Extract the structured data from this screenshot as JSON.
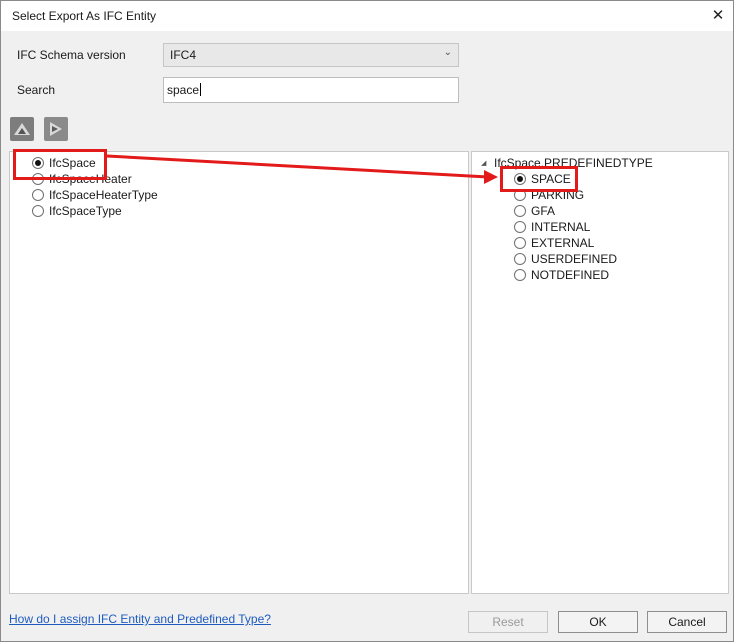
{
  "dialog": {
    "title": "Select Export As IFC Entity",
    "close_glyph": "✕"
  },
  "schema": {
    "label": "IFC Schema version",
    "selected": "IFC4",
    "chevron_glyph": "⌄"
  },
  "search": {
    "label": "Search",
    "value": "space"
  },
  "toolbar": {
    "expand_icon": "expand-all-icon",
    "collapse_icon": "collapse-all-icon"
  },
  "entities": [
    {
      "label": "IfcSpace",
      "selected": true
    },
    {
      "label": "IfcSpaceHeater",
      "selected": false
    },
    {
      "label": "IfcSpaceHeaterType",
      "selected": false
    },
    {
      "label": "IfcSpaceType",
      "selected": false
    }
  ],
  "predefined": {
    "node_label": "IfcSpace.PREDEFINEDTYPE",
    "tree_glyph": "◢",
    "types": [
      {
        "label": "SPACE",
        "selected": true
      },
      {
        "label": "PARKING",
        "selected": false
      },
      {
        "label": "GFA",
        "selected": false
      },
      {
        "label": "INTERNAL",
        "selected": false
      },
      {
        "label": "EXTERNAL",
        "selected": false
      },
      {
        "label": "USERDEFINED",
        "selected": false
      },
      {
        "label": "NOTDEFINED",
        "selected": false
      }
    ]
  },
  "footer": {
    "help_link": "How do I assign IFC Entity and Predefined Type?",
    "reset_label": "Reset",
    "ok_label": "OK",
    "cancel_label": "Cancel"
  },
  "colors": {
    "annotation_red": "#e31a1a",
    "link_blue": "#1f5bbf"
  }
}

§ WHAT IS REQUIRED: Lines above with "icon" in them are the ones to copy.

§ RESULT:
    "expand_icon": "expand-all-icon",
    "collapse_icon": "collapse-all-icon"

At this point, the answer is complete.